The Chief Executive of BP, Tony Hayward has told MPs he is "devastated" by the Gulf of Mexico oil spill.
11 workers died when the Deepwater Horizon rig exploded, causing an oil leak that became the worst environmental disaster in US history.
Giving evidence to the Energy and Climate Change Committee on 15 September 2010, he said the company had made a major investment in safety in recent years, spending $14bn (£9bn) and recruiting thousands of people.
Mr Hayward strongly denied cost-cutting was a factor in the Deepwater Horizon disaster.
An internal report by BP has said the blame should be shared by a number of companies working on the well, and not just BP.
BP faces billions of dollars worth of legal claims for compensation over the spill, the worst in recent US history.
An estimated 4.9m barrels of oil leaked into the Gulf after the blast, however scientists say only a fifth of the leaking oil - around 800,000 barrels - was captured during the clean-up operation.
The well was capped on 15 July, and an operation to permanently seal it is due to take place in the next few weeks.
Mr Hayward, who is to step down as chief executive next month, will be joined by Mark Bly, BP's group head of safety and operations.
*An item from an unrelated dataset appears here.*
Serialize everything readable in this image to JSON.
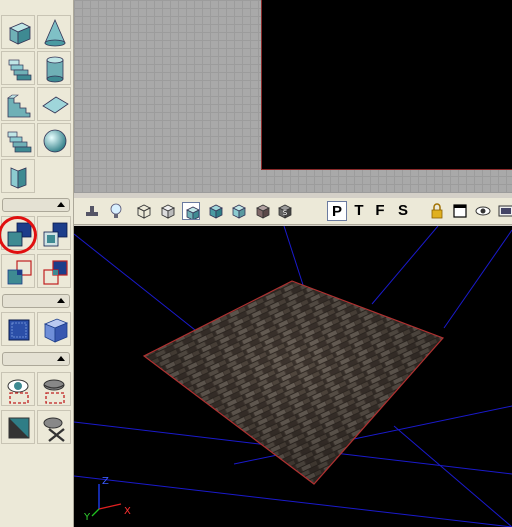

The committee is holding an enquiry on what lessons can be learned for UK deep drilling and whether existing safety legislation needs to be changed.